■ **Work instructions**
Output the entries below exactly as written, omitting pictures.

App and web page records:
--- START ---
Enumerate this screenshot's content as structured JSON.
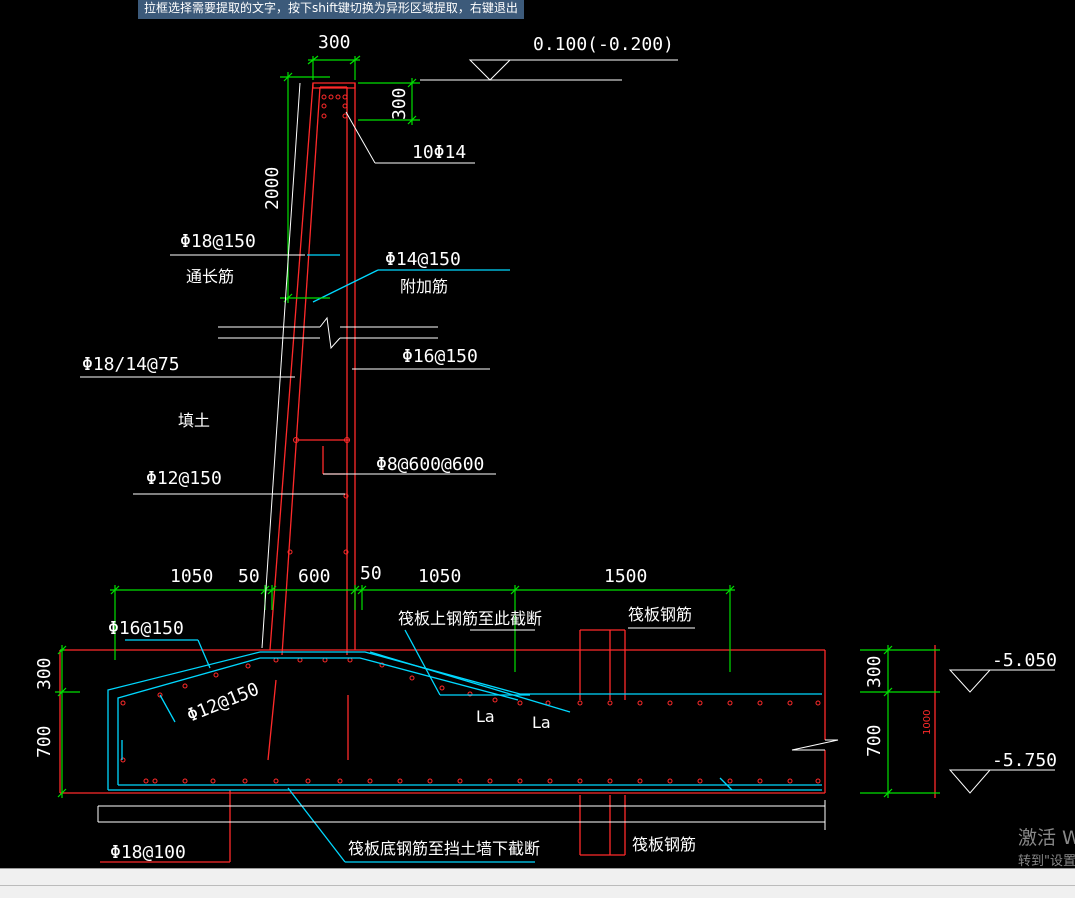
{
  "tooltip": "拉框选择需要提取的文字，按下shift键切换为异形区域提取，右键退出",
  "labels": {
    "top_width": "300",
    "elev_top": "0.100(-0.200)",
    "dim_300_v": "300",
    "rebar_10d14": "10Φ14",
    "dim_2000": "2000",
    "rebar_d18_150": "Φ18@150",
    "tongchang": "通长筋",
    "rebar_d14_150": "Φ14@150",
    "fujia": "附加筋",
    "rebar_d18_14_75": "Φ18/14@75",
    "rebar_d16_150_right": "Φ16@150",
    "tiantu": "填土",
    "rebar_d8_600": "Φ8@600@600",
    "rebar_d12_150_wall": "Φ12@150",
    "dim_1050_left": "1050",
    "dim_50_left": "50",
    "dim_600": "600",
    "dim_50_right": "50",
    "dim_1050_right": "1050",
    "dim_1500": "1500",
    "raft_top_cut": "筏板上钢筋至此截断",
    "raft_rebar_top": "筏板钢筋",
    "rebar_d16_150_left": "Φ16@150",
    "rebar_d12_150_slope": "Φ12@150",
    "la1": "La",
    "la2": "La",
    "dim_300_left": "300",
    "dim_700_left": "700",
    "dim_300_right": "300",
    "dim_700_right": "700",
    "dim_1000": "1000",
    "elev_5050": "-5.050",
    "elev_5750": "-5.750",
    "rebar_d18_100": "Φ18@100",
    "raft_bottom_cut": "筏板底钢筋至挡土墙下截断",
    "raft_rebar_bottom": "筏板钢筋"
  },
  "watermark": {
    "line1": "激活 W",
    "line2": "转到\"设置"
  },
  "colors": {
    "background": "#000000",
    "concrete": "#ff2a2a",
    "rebar": "#00d8ff",
    "dimension": "#00e000",
    "text": "#ffffff"
  }
}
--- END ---
■ **Written solution**
Enumerate this screenshot's content as structured JSON.
{
  "tooltip": "拉框选择需要提取的文字，按下shift键切换为异形区域提取，右键退出",
  "labels": {
    "top_width": "300",
    "elev_top": "0.100(-0.200)",
    "dim_300_v": "300",
    "rebar_10d14": "10Φ14",
    "dim_2000": "2000",
    "rebar_d18_150": "Φ18@150",
    "tongchang": "通长筋",
    "rebar_d14_150": "Φ14@150",
    "fujia": "附加筋",
    "rebar_d18_14_75": "Φ18/14@75",
    "rebar_d16_150_right": "Φ16@150",
    "tiantu": "填土",
    "rebar_d8_600": "Φ8@600@600",
    "rebar_d12_150_wall": "Φ12@150",
    "dim_1050_left": "1050",
    "dim_50_left": "50",
    "dim_600": "600",
    "dim_50_right": "50",
    "dim_1050_right": "1050",
    "dim_1500": "1500",
    "raft_top_cut": "筏板上钢筋至此截断",
    "raft_rebar_top": "筏板钢筋",
    "rebar_d16_150_left": "Φ16@150",
    "rebar_d12_150_slope": "Φ12@150",
    "la1": "La",
    "la2": "La",
    "dim_300_left": "300",
    "dim_700_left": "700",
    "dim_300_right": "300",
    "dim_700_right": "700",
    "dim_1000": "1000",
    "elev_5050": "-5.050",
    "elev_5750": "-5.750",
    "rebar_d18_100": "Φ18@100",
    "raft_bottom_cut": "筏板底钢筋至挡土墙下截断",
    "raft_rebar_bottom": "筏板钢筋"
  },
  "watermark": {
    "line1": "激活 W",
    "line2": "转到\"设置"
  },
  "colors": {
    "background": "#000000",
    "concrete": "#ff2a2a",
    "rebar": "#00d8ff",
    "dimension": "#00e000",
    "text": "#ffffff"
  }
}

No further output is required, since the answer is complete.